It’s helpful for student-athletes to have more interactions with people outside of athletics in order to develop a more complex identity and have a more fulfilling college experience. There are universities that have study-abroad programs that include student-athletes and are moving toward having authentic internship opportunities for student-athletes both outside and inside of sports. That’s something all universities should encourage.
During this pandemic, sports journalism has radically shifted its coverage. Instead of game recaps and talking-head segments, we’re seeing more stories than ever about what athletes do off the court—whether it’s donating to arena staff, bringing awareness to food bank shortages or fighting the virus on the frontlines. Do you feel like the pandemic may fundamentally change how we view athletes and how they view themselves?
I’m not trying to dismiss the level of sports enthusiasm that women have, but in our culture, a lot of men are enthralled with sports. Men express their masculinity vicariously through athletes in a lot of ways. It’s almost like the way you get to be the alpha male is by being on Team Jordan and not Team LeBron in a debate about the best basketball player of all time. What I wonder now is, in what other ways are men expressing their masculinity now that sports aren’t being played? I think those implications may have an effect on how athletes view themselves going forward. I think there will be some introspective identity development that some athletes will go through.

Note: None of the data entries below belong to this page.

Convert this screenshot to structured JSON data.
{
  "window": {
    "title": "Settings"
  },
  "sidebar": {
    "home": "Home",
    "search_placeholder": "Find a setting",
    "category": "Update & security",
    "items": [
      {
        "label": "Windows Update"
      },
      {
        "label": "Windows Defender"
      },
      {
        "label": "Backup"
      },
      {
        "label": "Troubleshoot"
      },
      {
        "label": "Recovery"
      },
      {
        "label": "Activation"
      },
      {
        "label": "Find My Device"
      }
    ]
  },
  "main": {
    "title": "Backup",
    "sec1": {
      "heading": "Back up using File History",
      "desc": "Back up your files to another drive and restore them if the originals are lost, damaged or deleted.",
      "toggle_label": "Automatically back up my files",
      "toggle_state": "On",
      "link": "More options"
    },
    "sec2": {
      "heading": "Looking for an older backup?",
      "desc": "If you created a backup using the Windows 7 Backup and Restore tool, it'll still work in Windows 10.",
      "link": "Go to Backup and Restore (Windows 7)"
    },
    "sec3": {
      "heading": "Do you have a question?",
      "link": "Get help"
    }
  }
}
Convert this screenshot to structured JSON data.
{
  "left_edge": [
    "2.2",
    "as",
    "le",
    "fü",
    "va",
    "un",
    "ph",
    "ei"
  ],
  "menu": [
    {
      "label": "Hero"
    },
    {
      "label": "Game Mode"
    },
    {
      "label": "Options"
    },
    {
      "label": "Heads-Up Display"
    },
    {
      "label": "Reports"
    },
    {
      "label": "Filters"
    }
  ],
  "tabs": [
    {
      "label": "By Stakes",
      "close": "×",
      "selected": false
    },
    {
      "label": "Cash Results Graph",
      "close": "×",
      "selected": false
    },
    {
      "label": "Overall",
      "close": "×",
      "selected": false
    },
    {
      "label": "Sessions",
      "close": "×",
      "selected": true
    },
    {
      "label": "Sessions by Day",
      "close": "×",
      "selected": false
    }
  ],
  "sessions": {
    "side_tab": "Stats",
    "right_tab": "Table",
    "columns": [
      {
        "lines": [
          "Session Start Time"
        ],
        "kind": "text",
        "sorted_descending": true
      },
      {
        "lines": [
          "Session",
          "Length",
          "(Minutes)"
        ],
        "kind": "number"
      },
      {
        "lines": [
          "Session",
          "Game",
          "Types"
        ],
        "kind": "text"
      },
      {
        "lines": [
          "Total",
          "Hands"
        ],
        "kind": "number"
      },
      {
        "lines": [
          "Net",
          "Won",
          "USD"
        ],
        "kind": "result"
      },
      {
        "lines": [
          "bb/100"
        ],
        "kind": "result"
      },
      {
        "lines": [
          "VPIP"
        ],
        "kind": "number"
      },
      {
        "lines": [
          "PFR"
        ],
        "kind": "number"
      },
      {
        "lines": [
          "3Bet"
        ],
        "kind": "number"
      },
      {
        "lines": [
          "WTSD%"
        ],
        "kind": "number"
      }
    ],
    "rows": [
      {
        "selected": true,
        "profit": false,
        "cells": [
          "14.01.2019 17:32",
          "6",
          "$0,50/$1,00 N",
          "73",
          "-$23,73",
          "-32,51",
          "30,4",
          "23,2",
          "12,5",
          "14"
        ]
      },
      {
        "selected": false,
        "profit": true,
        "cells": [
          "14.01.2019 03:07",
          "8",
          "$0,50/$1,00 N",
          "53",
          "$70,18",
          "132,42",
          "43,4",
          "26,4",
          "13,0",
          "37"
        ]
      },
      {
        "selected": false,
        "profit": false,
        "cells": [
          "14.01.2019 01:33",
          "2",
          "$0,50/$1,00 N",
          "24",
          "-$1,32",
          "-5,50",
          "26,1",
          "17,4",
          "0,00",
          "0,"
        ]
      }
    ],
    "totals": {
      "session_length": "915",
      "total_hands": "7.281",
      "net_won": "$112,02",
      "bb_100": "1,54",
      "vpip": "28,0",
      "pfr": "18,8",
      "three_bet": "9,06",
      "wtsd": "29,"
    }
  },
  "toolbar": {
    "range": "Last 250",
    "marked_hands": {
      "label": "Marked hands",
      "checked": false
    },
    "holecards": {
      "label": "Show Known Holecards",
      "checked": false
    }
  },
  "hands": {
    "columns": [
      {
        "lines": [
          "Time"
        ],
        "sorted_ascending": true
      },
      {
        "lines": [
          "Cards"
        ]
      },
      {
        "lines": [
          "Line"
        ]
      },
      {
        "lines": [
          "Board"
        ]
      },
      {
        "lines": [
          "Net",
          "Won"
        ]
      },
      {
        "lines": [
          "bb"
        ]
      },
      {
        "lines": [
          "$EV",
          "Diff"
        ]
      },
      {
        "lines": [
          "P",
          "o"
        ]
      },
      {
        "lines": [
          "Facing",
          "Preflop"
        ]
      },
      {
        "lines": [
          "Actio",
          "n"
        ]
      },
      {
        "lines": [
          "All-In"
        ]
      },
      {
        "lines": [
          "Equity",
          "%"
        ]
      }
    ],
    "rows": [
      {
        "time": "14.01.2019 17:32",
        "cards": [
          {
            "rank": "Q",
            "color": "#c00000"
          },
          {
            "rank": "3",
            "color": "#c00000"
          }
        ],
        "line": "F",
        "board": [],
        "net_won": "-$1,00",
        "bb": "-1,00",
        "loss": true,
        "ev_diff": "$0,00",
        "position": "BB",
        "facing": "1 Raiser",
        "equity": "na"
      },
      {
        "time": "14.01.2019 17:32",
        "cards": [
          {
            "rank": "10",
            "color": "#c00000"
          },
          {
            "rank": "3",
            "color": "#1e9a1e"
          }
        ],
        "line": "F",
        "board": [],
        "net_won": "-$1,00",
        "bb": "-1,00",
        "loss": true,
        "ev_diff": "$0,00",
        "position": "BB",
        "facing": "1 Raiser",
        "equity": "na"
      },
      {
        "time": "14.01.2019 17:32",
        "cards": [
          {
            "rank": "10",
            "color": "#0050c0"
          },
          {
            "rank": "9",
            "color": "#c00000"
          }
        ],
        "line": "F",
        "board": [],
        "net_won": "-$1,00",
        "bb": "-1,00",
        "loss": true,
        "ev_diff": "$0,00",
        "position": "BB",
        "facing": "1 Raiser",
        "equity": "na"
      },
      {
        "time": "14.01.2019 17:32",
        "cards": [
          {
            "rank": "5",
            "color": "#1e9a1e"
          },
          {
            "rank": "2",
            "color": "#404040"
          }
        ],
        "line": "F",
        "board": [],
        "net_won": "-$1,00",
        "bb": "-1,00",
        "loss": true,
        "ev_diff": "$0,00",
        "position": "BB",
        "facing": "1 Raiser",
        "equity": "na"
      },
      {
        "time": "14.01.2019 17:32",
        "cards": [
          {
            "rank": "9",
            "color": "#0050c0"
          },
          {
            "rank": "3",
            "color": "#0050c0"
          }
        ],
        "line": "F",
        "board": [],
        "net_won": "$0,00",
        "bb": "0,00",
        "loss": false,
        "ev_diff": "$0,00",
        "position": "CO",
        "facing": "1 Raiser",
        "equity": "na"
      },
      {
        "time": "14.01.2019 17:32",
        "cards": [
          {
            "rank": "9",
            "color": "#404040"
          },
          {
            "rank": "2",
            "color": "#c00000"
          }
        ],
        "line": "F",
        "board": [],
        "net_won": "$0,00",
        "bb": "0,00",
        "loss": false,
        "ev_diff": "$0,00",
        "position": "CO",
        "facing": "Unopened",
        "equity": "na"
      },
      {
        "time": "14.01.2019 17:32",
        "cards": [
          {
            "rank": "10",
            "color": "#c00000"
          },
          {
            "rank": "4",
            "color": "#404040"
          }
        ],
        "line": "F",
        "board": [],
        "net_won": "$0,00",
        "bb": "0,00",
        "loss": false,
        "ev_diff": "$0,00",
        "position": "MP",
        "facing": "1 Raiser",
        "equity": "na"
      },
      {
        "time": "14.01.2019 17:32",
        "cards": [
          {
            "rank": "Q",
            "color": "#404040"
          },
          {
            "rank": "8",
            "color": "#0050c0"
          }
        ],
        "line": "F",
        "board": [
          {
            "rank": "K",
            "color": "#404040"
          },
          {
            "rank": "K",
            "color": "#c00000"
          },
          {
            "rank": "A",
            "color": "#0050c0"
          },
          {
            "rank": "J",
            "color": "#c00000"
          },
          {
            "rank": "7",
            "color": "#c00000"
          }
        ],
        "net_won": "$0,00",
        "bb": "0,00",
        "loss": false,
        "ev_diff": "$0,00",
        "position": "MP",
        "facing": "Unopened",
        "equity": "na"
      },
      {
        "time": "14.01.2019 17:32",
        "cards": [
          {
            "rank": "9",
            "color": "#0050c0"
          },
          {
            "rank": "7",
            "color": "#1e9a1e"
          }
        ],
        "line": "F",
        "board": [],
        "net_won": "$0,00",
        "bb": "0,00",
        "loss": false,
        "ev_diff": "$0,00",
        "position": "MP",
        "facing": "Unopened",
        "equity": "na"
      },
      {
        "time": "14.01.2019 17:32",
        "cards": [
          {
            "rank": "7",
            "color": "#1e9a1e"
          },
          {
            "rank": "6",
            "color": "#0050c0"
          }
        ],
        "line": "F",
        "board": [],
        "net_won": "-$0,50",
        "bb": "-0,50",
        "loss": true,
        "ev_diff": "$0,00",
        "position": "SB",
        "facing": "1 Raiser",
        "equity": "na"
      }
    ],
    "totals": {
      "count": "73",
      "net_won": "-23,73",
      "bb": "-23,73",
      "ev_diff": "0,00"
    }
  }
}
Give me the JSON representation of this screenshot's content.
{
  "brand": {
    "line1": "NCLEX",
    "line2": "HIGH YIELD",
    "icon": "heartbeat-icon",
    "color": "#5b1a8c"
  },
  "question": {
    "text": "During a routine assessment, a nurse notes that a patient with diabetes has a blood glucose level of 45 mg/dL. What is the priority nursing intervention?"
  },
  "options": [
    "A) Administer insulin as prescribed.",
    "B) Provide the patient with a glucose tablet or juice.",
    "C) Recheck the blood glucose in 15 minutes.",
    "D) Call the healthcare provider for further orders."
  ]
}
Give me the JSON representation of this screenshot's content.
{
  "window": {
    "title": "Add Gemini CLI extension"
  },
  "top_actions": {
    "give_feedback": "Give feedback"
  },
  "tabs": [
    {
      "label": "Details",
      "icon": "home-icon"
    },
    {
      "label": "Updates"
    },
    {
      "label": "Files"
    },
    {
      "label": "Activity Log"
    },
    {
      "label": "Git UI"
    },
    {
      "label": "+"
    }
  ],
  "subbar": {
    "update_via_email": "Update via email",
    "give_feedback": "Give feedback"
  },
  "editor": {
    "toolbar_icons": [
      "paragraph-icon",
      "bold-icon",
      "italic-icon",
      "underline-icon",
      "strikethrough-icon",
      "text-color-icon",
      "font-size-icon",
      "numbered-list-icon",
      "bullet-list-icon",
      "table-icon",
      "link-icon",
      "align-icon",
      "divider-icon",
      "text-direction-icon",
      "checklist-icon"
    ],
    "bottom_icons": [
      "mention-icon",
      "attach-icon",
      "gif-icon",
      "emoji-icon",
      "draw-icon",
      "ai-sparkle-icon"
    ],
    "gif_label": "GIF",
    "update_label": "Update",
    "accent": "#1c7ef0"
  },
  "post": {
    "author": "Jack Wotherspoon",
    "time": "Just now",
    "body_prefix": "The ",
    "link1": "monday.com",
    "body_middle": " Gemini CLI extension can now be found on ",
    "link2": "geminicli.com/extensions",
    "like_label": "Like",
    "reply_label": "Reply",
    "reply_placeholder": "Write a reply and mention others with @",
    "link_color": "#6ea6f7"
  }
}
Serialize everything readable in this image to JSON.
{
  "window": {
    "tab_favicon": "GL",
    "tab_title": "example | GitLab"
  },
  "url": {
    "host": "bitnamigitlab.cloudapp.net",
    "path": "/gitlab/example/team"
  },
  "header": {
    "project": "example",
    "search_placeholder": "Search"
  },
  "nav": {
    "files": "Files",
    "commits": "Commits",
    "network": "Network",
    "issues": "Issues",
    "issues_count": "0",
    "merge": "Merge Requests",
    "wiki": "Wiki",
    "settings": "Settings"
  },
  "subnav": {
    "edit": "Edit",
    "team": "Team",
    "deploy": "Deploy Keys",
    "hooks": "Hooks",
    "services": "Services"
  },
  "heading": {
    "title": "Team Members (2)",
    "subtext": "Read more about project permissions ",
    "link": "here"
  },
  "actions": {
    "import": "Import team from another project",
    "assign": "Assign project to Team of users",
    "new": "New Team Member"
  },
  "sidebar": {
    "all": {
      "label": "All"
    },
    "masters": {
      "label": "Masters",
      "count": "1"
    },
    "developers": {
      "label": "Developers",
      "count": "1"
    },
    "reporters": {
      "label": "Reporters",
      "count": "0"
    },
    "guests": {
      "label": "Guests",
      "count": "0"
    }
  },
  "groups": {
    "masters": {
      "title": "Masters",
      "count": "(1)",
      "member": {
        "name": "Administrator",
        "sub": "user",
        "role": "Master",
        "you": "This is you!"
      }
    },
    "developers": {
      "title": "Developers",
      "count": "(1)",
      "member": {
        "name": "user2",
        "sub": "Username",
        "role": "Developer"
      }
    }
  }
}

On a broader scale, my neighbor is thrilled that he doesn’t have to take his boys to baseball games or practices. They’re just hanging out with each other and having a great time. They ride their bikes while social distancing in the community. He doesn’t have to coach them, and they don’t feel that pressure that comes from sports. Maybe people are realizing that there’s anxiety associated with athletics—beyond just the games themselves—that they’ve been released from, and now they’re getting in their physical activity in other ways.